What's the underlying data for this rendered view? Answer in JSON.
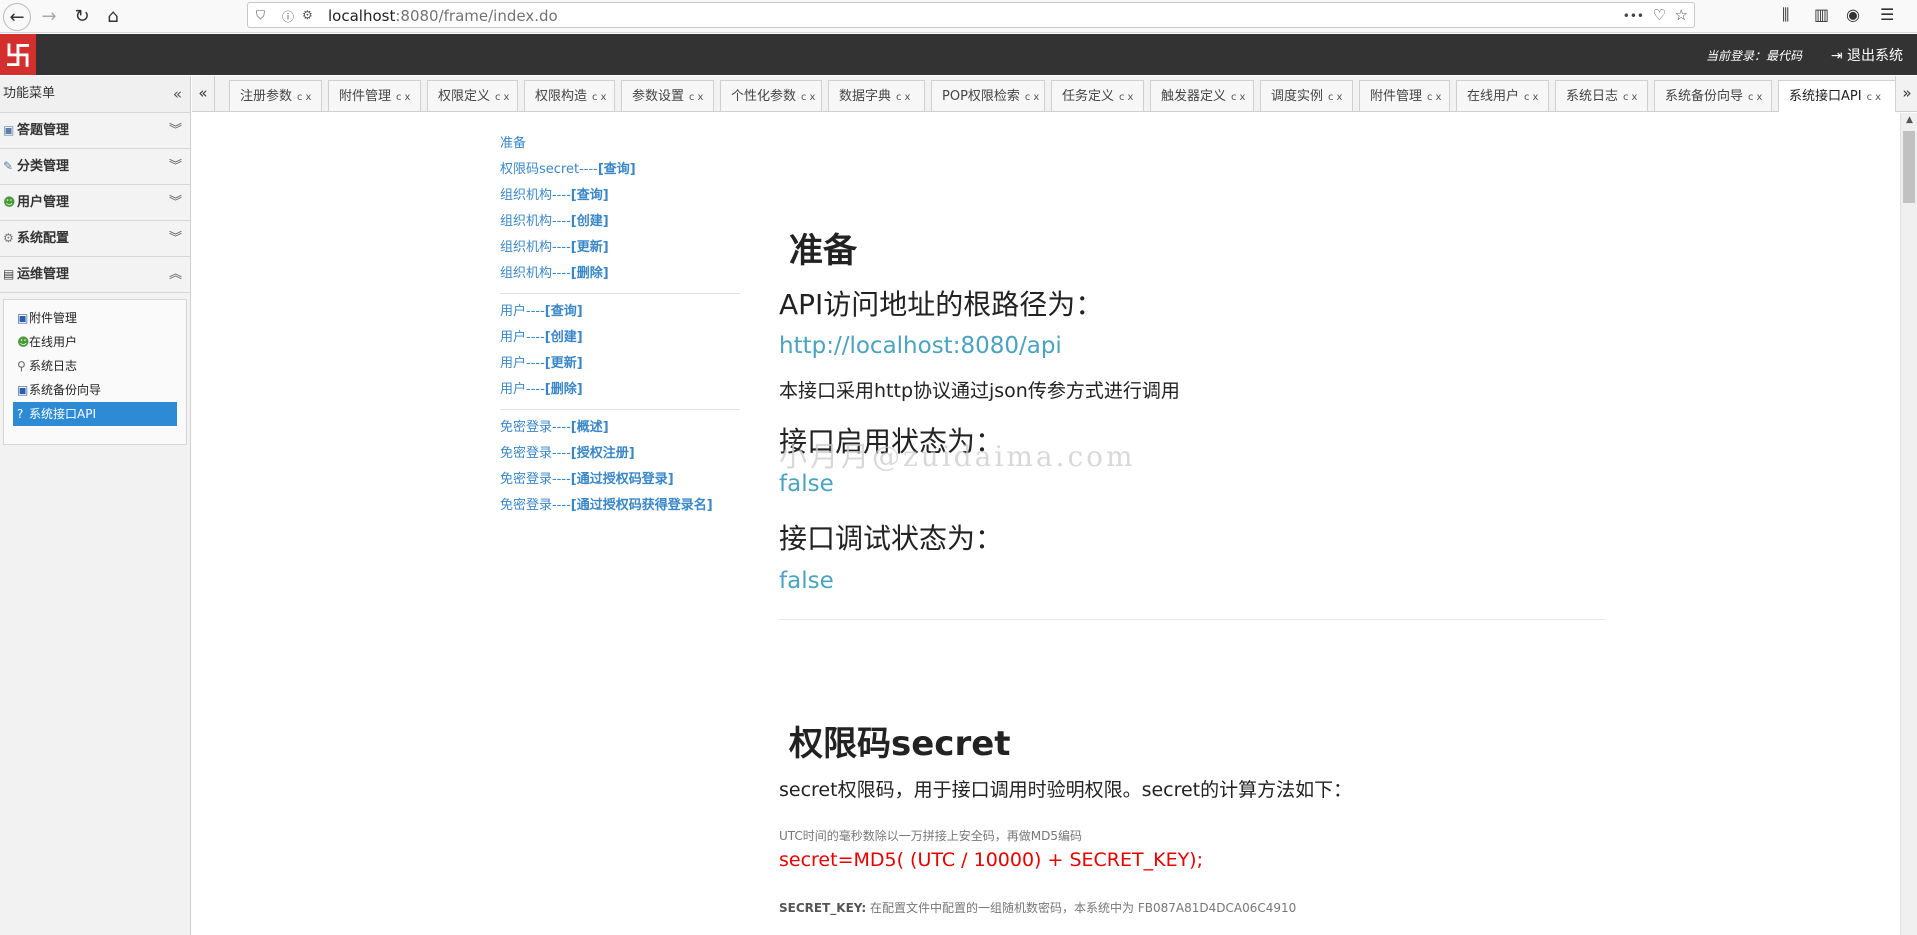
{
  "browser": {
    "url_host": "localhost",
    "url_rest": ":8080/frame/index.do",
    "more": "•••"
  },
  "header": {
    "logo_text": "卐",
    "current_user_label": "当前登录：最代码",
    "logout_label": "退出系统"
  },
  "sidebar": {
    "title": "功能菜单",
    "groups": [
      {
        "label": "答题管理"
      },
      {
        "label": "分类管理"
      },
      {
        "label": "用户管理"
      },
      {
        "label": "系统配置"
      },
      {
        "label": "运维管理"
      }
    ],
    "sub_items": [
      {
        "label": "附件管理"
      },
      {
        "label": "在线用户"
      },
      {
        "label": "系统日志"
      },
      {
        "label": "系统备份向导"
      },
      {
        "label": "系统接口API"
      }
    ]
  },
  "tabs": [
    {
      "label": "注册参数"
    },
    {
      "label": "附件管理"
    },
    {
      "label": "权限定义"
    },
    {
      "label": "权限构造"
    },
    {
      "label": "参数设置"
    },
    {
      "label": "个性化参数"
    },
    {
      "label": "数据字典"
    },
    {
      "label": "POP权限检索"
    },
    {
      "label": "任务定义"
    },
    {
      "label": "触发器定义"
    },
    {
      "label": "调度实例"
    },
    {
      "label": "附件管理"
    },
    {
      "label": "在线用户"
    },
    {
      "label": "系统日志"
    },
    {
      "label": "系统备份向导"
    },
    {
      "label": "系统接口API"
    }
  ],
  "tab_reload_glyph": "c",
  "tab_close_glyph": "x",
  "toc": {
    "group1": [
      {
        "pre": "准备",
        "bold": ""
      },
      {
        "pre": "权限码secret----",
        "bold": "[查询]"
      },
      {
        "pre": "组织机构----",
        "bold": "[查询]"
      },
      {
        "pre": "组织机构----",
        "bold": "[创建]"
      },
      {
        "pre": "组织机构----",
        "bold": "[更新]"
      },
      {
        "pre": "组织机构----",
        "bold": "[删除]"
      }
    ],
    "group2": [
      {
        "pre": "用户----",
        "bold": "[查询]"
      },
      {
        "pre": "用户----",
        "bold": "[创建]"
      },
      {
        "pre": "用户----",
        "bold": "[更新]"
      },
      {
        "pre": "用户----",
        "bold": "[删除]"
      }
    ],
    "group3": [
      {
        "pre": "免密登录----",
        "bold": "[概述]"
      },
      {
        "pre": "免密登录----",
        "bold": "[授权注册]"
      },
      {
        "pre": "免密登录----",
        "bold": "[通过授权码登录]"
      },
      {
        "pre": "免密登录----",
        "bold": "[通过授权码获得登录名]"
      }
    ]
  },
  "main": {
    "sec1_title": "准备",
    "root_label": "API访问地址的根路径为：",
    "root_url": "http://localhost:8080/api",
    "protocol_text": "本接口采用http协议通过json传参方式进行调用",
    "enabled_label": "接口启用状态为：",
    "enabled_value": "false",
    "debug_label": "接口调试状态为：",
    "debug_value": "false",
    "sec2_title": "权限码secret",
    "secret_desc": "secret权限码，用于接口调用时验明权限。secret的计算方法如下：",
    "utc_note": "UTC时间的毫秒数除以一万拼接上安全码，再做MD5编码",
    "formula": "secret=MD5( (UTC / 10000) + SECRET_KEY);",
    "key_label": "SECRET_KEY:",
    "key_desc": " 在配置文件中配置的一组随机数密码，本系统中为 FB087A81D4DCA06C4910",
    "watermark": "小月月@zuidaima.com"
  }
}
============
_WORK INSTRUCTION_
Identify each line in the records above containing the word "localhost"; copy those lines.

_RESULT_
    "url_host": "localhost",
    "root_url": "http://localhost:8080/api",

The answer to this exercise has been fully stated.